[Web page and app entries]
[Start of section]

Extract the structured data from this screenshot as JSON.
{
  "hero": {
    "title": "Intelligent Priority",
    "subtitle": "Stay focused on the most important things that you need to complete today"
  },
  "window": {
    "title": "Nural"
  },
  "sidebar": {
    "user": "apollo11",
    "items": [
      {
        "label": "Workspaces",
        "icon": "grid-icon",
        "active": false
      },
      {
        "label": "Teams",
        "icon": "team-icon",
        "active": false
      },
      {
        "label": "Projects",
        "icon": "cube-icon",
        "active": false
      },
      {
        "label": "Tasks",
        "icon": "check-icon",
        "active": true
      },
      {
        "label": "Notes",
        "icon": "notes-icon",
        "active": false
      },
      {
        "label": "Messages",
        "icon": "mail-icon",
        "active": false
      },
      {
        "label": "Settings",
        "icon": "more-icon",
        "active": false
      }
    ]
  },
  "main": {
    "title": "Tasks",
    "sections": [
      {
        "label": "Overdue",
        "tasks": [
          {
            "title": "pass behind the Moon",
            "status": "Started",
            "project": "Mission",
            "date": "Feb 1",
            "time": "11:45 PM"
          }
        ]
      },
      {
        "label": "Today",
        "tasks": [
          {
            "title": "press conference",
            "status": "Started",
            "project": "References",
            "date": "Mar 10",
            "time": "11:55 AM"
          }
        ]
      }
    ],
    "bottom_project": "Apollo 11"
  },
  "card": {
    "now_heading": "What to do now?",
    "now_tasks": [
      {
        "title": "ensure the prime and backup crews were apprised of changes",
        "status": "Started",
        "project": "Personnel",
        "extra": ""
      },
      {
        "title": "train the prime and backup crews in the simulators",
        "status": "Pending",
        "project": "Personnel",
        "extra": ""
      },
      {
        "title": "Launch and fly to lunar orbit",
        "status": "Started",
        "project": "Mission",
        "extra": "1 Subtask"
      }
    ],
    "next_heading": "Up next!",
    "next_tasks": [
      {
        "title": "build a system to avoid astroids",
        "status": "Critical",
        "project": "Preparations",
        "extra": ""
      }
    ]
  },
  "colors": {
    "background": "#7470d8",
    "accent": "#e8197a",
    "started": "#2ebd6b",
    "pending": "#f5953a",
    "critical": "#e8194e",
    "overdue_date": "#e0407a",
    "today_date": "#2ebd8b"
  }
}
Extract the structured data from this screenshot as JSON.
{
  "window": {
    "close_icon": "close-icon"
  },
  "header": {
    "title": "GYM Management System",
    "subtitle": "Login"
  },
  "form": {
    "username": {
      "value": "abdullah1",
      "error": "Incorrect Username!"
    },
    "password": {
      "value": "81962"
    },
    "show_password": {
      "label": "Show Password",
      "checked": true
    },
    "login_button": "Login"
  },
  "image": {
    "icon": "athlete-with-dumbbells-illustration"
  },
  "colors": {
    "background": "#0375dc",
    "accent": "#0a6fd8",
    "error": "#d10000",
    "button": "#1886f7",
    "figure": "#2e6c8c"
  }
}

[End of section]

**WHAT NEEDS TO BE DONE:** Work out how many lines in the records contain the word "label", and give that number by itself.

**RESPONSE TO THIS TASK:** 10